France’s National Assembly has approved a law allowing same-sex couples to marry and adopt children. After days of intense debate, the bill was passed by 329 votes to 229. It must now win final approval in the Senate.
The “Marriage for All” bill was backed by President Francois Hollande’s Socialists and other left-wing MPs.
But it was opposed by many in the opposition conservative UMP and provoked months of mass protests and counter-protests.
The result of the vote was greeted with cheers and applause from left-wing MPs, the BBC’s Hugh Schofield in Paris reports.
The assembly had already approved a key article that redefined marriage as a contract between two people rather than between a man and a woman.
The Senate – which is also dominated by the Socialists and their allies – is thought likely to back the measure, which will become law by May or June, our correspondent says.
France would then join 11 other countries where same-sex marriage is legal.
The marriage law is seen as France’s most important social reform in France since the abolition of the death penalty in 1981.
Supporters argue that it is a vital step in meeting France’s historic commitment to equality.
But it has provoked intense opposition from the Catholic Church, as well as from many French Muslims, who see it as an attack on the traditional family.

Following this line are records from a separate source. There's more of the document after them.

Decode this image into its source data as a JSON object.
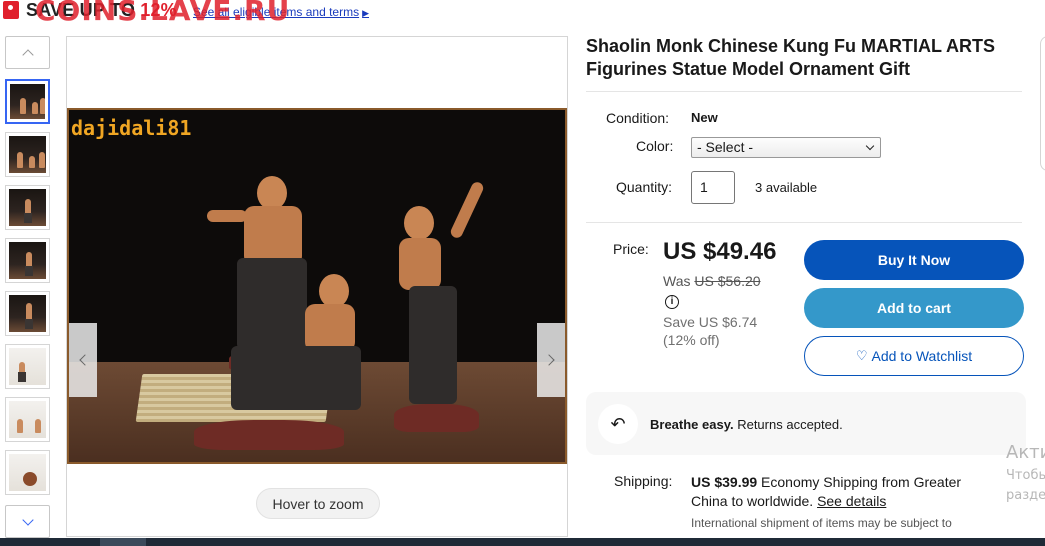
{
  "promo": {
    "save_text": "SAVE UP TO ",
    "save_pct": "12%",
    "link_text": "See all eligible items and terms",
    "watermark": "COINS.LAVE.RU"
  },
  "gallery": {
    "thumb_count": 8,
    "active_index": 0,
    "image_watermark": "dajidali81",
    "zoom_label": "Hover to zoom"
  },
  "product": {
    "title": "Shaolin Monk Chinese Kung Fu MARTIAL ARTS Figurines Statue Model Ornament Gift",
    "condition_label": "Condition:",
    "condition_value": "New",
    "color_label": "Color:",
    "color_selected": "- Select -",
    "quantity_label": "Quantity:",
    "quantity_value": "1",
    "available": "3 available"
  },
  "pricing": {
    "price_label": "Price:",
    "price": "US $49.46",
    "was_label": "Was ",
    "was_price": "US $56.20",
    "info_icon": "i",
    "save_amount": "Save US $6.74",
    "save_pct": "(12% off)"
  },
  "actions": {
    "buy_now": "Buy It Now",
    "add_to_cart": "Add to cart",
    "watchlist_heart": "♡",
    "watchlist": "Add to Watchlist"
  },
  "returns": {
    "icon": "↶",
    "bold": "Breathe easy.",
    "text": " Returns accepted."
  },
  "shipping": {
    "label": "Shipping:",
    "price": "US $39.99",
    "method": " Economy Shipping from Greater China to worldwide. ",
    "details_link": "See details",
    "note": "International shipment of items may be subject to"
  },
  "overlay": {
    "activate_1": "Акти",
    "activate_2": "Чтобы",
    "activate_3": "разде"
  },
  "colors": {
    "brand_blue": "#0654ba",
    "cart_blue": "#3498ca",
    "promo_red": "#e0202c"
  }
}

Opinion polls suggest that around 55-60% of French people support gay marriage, though only about 50% approve of gay adoption.